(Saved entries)
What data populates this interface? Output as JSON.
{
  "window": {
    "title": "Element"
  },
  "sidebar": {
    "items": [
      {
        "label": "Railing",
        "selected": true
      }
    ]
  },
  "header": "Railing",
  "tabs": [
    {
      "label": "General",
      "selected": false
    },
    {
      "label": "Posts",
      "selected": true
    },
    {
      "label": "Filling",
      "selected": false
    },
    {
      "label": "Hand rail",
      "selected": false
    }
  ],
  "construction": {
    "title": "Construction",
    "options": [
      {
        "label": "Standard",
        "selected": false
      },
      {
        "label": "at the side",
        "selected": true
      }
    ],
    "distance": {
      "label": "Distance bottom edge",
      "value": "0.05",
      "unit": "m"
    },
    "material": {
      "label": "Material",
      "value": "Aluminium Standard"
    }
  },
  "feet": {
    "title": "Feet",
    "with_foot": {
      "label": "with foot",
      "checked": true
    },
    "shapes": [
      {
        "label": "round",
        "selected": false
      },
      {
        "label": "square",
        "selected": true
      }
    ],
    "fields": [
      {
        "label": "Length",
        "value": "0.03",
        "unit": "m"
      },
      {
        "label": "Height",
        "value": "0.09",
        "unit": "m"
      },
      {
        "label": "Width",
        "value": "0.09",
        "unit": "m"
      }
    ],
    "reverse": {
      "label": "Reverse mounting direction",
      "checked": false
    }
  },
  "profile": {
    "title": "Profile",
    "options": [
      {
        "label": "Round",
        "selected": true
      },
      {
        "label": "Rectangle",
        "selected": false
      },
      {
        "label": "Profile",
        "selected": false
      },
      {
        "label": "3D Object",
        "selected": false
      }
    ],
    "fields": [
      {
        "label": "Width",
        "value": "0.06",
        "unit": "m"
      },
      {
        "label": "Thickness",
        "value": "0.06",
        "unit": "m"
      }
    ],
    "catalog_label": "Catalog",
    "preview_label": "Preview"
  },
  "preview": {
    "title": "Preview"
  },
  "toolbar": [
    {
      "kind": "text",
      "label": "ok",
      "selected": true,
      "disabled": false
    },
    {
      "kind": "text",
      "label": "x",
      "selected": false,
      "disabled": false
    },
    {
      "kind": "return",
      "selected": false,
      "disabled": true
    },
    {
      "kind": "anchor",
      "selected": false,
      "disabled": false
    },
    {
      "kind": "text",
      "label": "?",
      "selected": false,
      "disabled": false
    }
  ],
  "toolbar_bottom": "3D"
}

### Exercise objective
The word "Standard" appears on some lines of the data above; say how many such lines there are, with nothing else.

### Written answer
2